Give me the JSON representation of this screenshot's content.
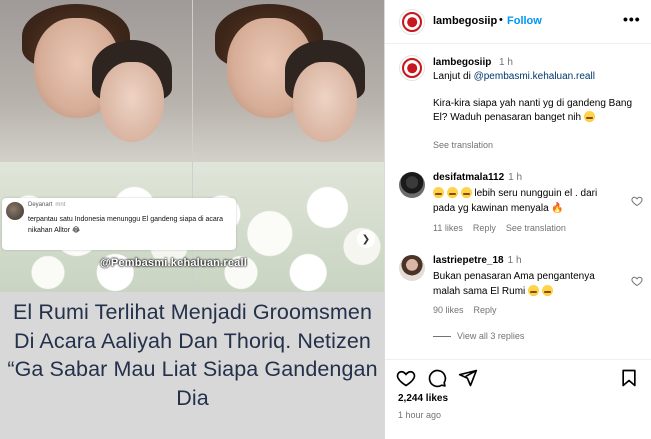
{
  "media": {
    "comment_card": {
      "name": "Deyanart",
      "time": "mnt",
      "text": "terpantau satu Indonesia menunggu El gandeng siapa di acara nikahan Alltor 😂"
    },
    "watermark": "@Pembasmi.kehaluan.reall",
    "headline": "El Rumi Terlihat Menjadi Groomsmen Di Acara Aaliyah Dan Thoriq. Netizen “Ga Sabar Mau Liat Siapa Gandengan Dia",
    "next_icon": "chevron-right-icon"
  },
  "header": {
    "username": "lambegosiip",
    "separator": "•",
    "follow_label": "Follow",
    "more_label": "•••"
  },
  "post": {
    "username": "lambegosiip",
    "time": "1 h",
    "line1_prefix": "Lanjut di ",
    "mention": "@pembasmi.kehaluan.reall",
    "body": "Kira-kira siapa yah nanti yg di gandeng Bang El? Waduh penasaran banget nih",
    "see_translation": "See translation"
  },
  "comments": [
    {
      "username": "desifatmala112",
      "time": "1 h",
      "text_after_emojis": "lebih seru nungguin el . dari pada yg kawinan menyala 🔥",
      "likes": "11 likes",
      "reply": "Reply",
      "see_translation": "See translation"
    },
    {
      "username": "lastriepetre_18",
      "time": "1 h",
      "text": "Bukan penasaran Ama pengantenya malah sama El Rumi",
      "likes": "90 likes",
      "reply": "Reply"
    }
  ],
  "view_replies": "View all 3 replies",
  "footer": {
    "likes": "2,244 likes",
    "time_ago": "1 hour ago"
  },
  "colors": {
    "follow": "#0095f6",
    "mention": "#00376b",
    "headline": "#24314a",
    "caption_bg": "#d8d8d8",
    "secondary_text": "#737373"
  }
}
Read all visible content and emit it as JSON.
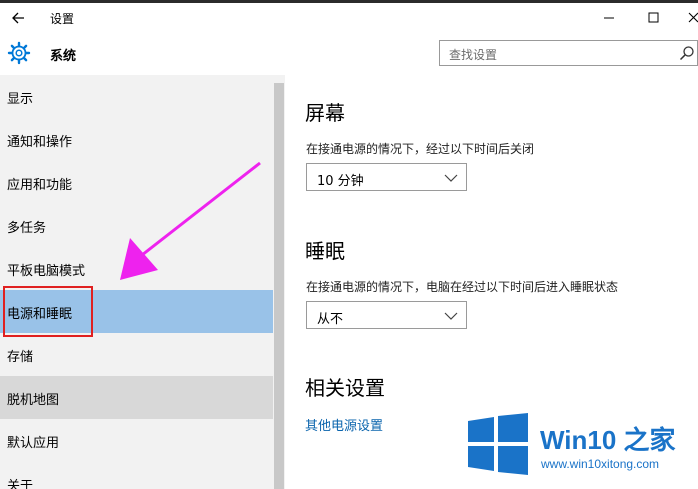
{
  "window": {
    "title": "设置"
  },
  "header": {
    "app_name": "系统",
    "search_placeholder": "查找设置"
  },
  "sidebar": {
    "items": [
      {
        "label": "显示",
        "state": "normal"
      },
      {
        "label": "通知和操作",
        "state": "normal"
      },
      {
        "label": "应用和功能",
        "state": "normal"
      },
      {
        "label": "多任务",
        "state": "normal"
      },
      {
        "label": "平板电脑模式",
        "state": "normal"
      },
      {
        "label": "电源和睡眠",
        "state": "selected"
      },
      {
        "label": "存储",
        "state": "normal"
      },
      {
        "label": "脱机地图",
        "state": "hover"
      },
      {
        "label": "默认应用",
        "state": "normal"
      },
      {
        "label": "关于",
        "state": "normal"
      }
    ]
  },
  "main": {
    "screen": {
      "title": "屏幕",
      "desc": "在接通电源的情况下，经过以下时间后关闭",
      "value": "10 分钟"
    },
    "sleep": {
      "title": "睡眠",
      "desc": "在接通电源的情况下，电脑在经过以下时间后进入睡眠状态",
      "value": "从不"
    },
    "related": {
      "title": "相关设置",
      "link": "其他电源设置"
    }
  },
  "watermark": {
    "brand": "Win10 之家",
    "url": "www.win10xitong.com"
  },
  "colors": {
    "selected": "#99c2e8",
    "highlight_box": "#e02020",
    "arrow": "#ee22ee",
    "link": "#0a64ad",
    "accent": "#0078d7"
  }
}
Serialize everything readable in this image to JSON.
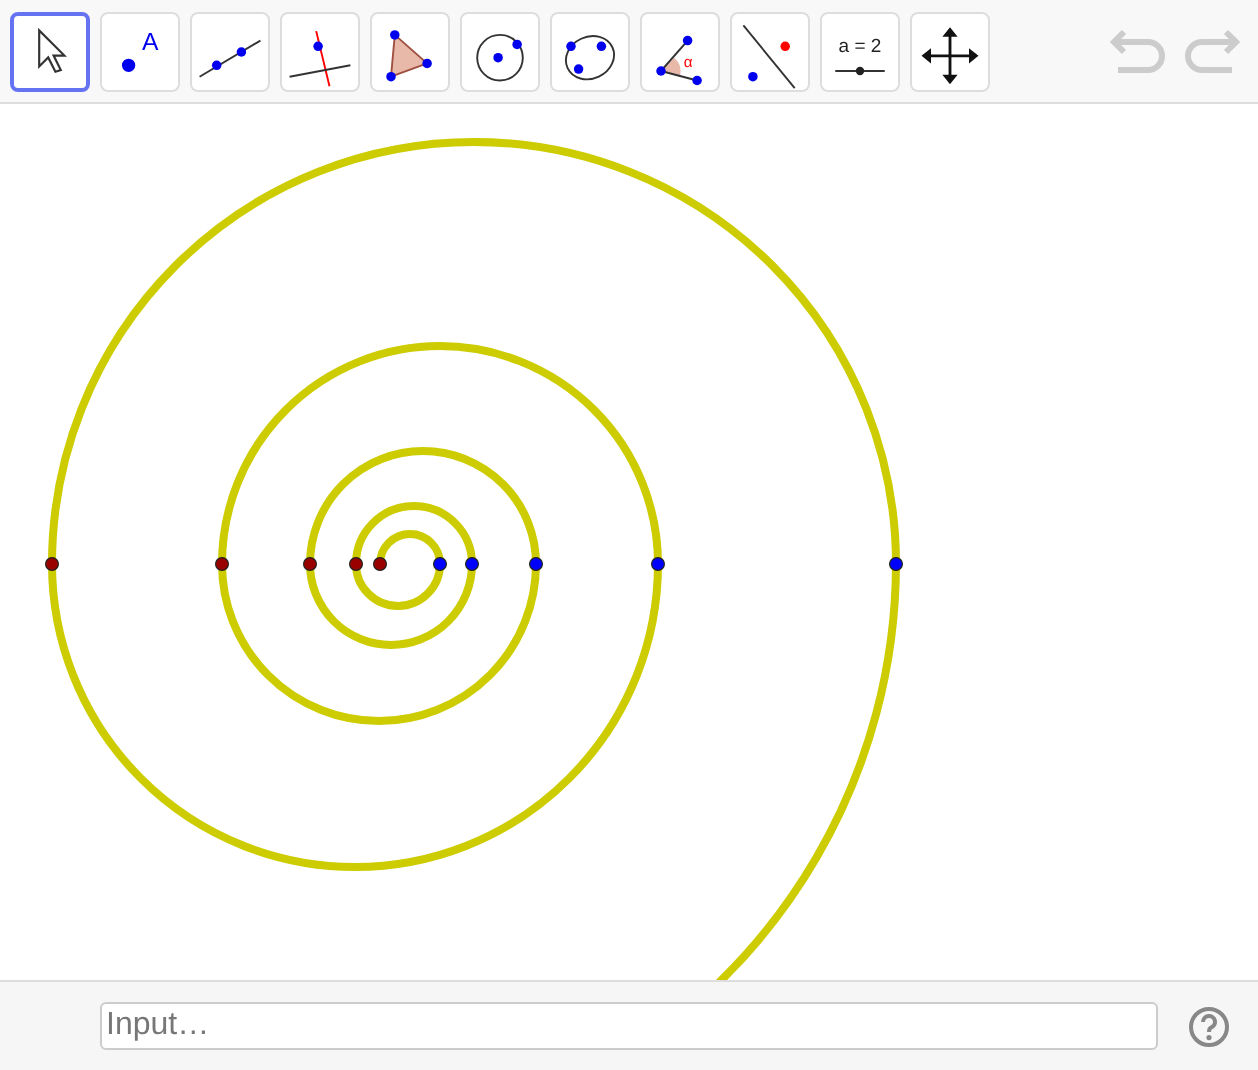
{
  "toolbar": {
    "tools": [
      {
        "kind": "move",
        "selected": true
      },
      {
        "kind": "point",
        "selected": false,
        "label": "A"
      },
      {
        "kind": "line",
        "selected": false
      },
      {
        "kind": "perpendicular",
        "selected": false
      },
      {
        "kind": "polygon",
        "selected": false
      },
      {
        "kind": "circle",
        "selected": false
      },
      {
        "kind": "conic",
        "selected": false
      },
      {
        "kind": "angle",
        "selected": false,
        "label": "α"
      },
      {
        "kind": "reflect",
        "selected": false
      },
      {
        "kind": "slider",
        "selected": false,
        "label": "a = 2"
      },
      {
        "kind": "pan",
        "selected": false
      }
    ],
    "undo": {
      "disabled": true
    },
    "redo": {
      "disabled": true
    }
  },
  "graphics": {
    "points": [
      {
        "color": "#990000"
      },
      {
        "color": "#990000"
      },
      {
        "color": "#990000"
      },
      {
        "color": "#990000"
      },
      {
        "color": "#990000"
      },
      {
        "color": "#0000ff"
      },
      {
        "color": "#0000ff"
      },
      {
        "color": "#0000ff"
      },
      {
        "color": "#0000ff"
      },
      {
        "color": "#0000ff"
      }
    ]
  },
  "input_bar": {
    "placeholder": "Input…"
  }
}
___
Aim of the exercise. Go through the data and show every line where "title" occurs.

Solution for this task.
    "title": "设置"
      "title": "屏幕",
      "title": "睡眠",
      "title": "相关设置",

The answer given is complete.